- A lack of focus and determination can lead to one’s downfall even when advantages are superior.
- Never give up! That’s an obvious cliche, but it saves Rainsford.
- Don’t rely on things outside of you for happiness. That’s another cliche, but if Zaroff hadn’t relied on hunting for his sole source of happiness then he would have been content not hunting humans and would not have become depressed when he realizes even world-renowned hunters are easy to track down (especially if you have a gun, an assistant, home island advantage, and a pack of dogs).
Here’s my final conclusion on the Super Bowl of Hunting.
Zaroff wants to die–at least on a subconscious level. In addition to the many hints Zaroff gives about hunting no longer being enjoyable, he lets Rainsford off the hook several times. And although he was ready to kill Rainsford during their last encounter, he becomes negligent and careless.
I offer you this, fellow English teacher and scholar of literature: As you and your students were reading “The Most Dangerous Game,” did it not occur to you that perhaps Rainsford survives the plunge into the sea? Would it not, therefore, occur to the world’s greatest hunter of humans that Rainsford survives his plunge into the sea?
Zaroff is not upset that he loses. He’s upset that he wins so easily, which to him is the ultimate loss. (Drop the mic!)
This comparison assignment/activity/discussion covers the following Common Core objectives.
- RL.9-10.1 Cite strong and thorough textual evidence to support analysis of what the text says explicitly as well as inferences drawn from the text.
- RL.9-10.2 Determine a theme or central idea of a text and analyze in detail its development over the course of the text, including how it emerges and is shaped and refined by specific details; provide an objective summary of the text.
- RL.9-10.3 Analyze how complex characters (e.g., those with multiple or conflicting motivations) develop over the course of a text, interact with other characters, and advance the plot or develop the theme.
If you decide to make it an essay assignment, you could cover these (and many more).

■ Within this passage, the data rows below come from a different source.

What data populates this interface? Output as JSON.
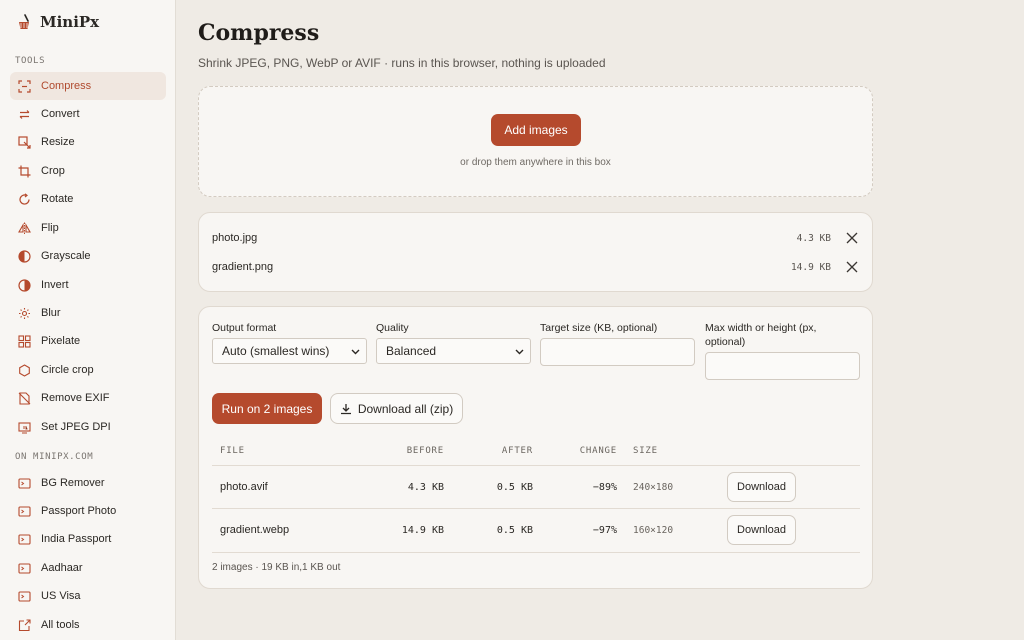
{
  "brand": {
    "name": "MiniPx",
    "logo_icon": "broom-logo-icon"
  },
  "sidebar": {
    "tools_label": "TOOLS",
    "tools": [
      {
        "label": "Compress",
        "icon": "compress-icon",
        "active": true
      },
      {
        "label": "Convert",
        "icon": "convert-icon"
      },
      {
        "label": "Resize",
        "icon": "resize-icon"
      },
      {
        "label": "Crop",
        "icon": "crop-icon"
      },
      {
        "label": "Rotate",
        "icon": "rotate-icon"
      },
      {
        "label": "Flip",
        "icon": "flip-icon"
      },
      {
        "label": "Grayscale",
        "icon": "grayscale-icon"
      },
      {
        "label": "Invert",
        "icon": "invert-icon"
      },
      {
        "label": "Blur",
        "icon": "blur-icon"
      },
      {
        "label": "Pixelate",
        "icon": "pixelate-icon"
      },
      {
        "label": "Circle crop",
        "icon": "circle-crop-icon"
      },
      {
        "label": "Remove EXIF",
        "icon": "remove-exif-icon"
      },
      {
        "label": "Set JPEG DPI",
        "icon": "dpi-icon"
      }
    ],
    "external_label": "ON MINIPX.COM",
    "external": [
      {
        "label": "BG Remover",
        "icon": "external-link-icon"
      },
      {
        "label": "Passport Photo",
        "icon": "external-link-icon"
      },
      {
        "label": "India Passport",
        "icon": "external-link-icon"
      },
      {
        "label": "Aadhaar",
        "icon": "external-link-icon"
      },
      {
        "label": "US Visa",
        "icon": "external-link-icon"
      },
      {
        "label": "All tools",
        "icon": "open-new-icon"
      }
    ]
  },
  "page": {
    "title": "Compress",
    "subtitle": "Shrink JPEG, PNG, WebP or AVIF · runs in this browser, nothing is uploaded"
  },
  "dropzone": {
    "button_label": "Add images",
    "hint": "or drop them anywhere in this box"
  },
  "files": [
    {
      "name": "photo.jpg",
      "size": "4.3 KB"
    },
    {
      "name": "gradient.png",
      "size": "14.9 KB"
    }
  ],
  "settings": {
    "output_format": {
      "label": "Output format",
      "value": "Auto (smallest wins)"
    },
    "quality": {
      "label": "Quality",
      "value": "Balanced"
    },
    "target_size": {
      "label": "Target size (KB, optional)",
      "value": ""
    },
    "max_dim": {
      "label": "Max width or height (px, optional)",
      "value": ""
    },
    "run_label": "Run on 2 images",
    "download_all_label": "Download all (zip)"
  },
  "results": {
    "columns": [
      "FILE",
      "BEFORE",
      "AFTER",
      "CHANGE",
      "SIZE"
    ],
    "rows": [
      {
        "file": "photo.avif",
        "before": "4.3 KB",
        "after": "0.5 KB",
        "change": "−89%",
        "size": "240×180",
        "action": "Download"
      },
      {
        "file": "gradient.webp",
        "before": "14.9 KB",
        "after": "0.5 KB",
        "change": "−97%",
        "size": "160×120",
        "action": "Download"
      }
    ],
    "summary": "2 images · 19 KB in,1 KB out"
  },
  "colors": {
    "accent": "#b54a2d",
    "background": "#efebe5",
    "panel": "#f8f6f3"
  }
}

- Common Core Writing Standard 1. Write arguments to support claims in an analysis of substantive topics or texts, using valid reasoning and relevant and sufficient evidence.
- Common Core Writing Standard 2. Write informative/explanatory texts to examine and convey complex ideas, concepts, and information clearly and accurately through the effective selection, organization, and analysis of content.
- W.9-10.4 Produce clear and coherent writing in which the development, organization, and style are appropriate to task, purpose, and audience. (Grade-specific expectations for writing types are defined in W.9-10.1-3.)
- W.9-10.5 Develop and strengthen writing as needed by planning, revising, editing, rewriting, or trying a new approach, focusing on addressing what is most significant for a specific purpose and audience. (Editing for conventions should demonstrate command of L.9-10.1-3.)
- W.9-10.9a Apply grades 9-10 Reading standards to literature (e.g., “Analyze how an author draws on and transforms source material in a specific work [e.g., how Shakespeare treats a theme or topic from Ovid or the Bible or how a later author draws on a play by Shakespeare]”).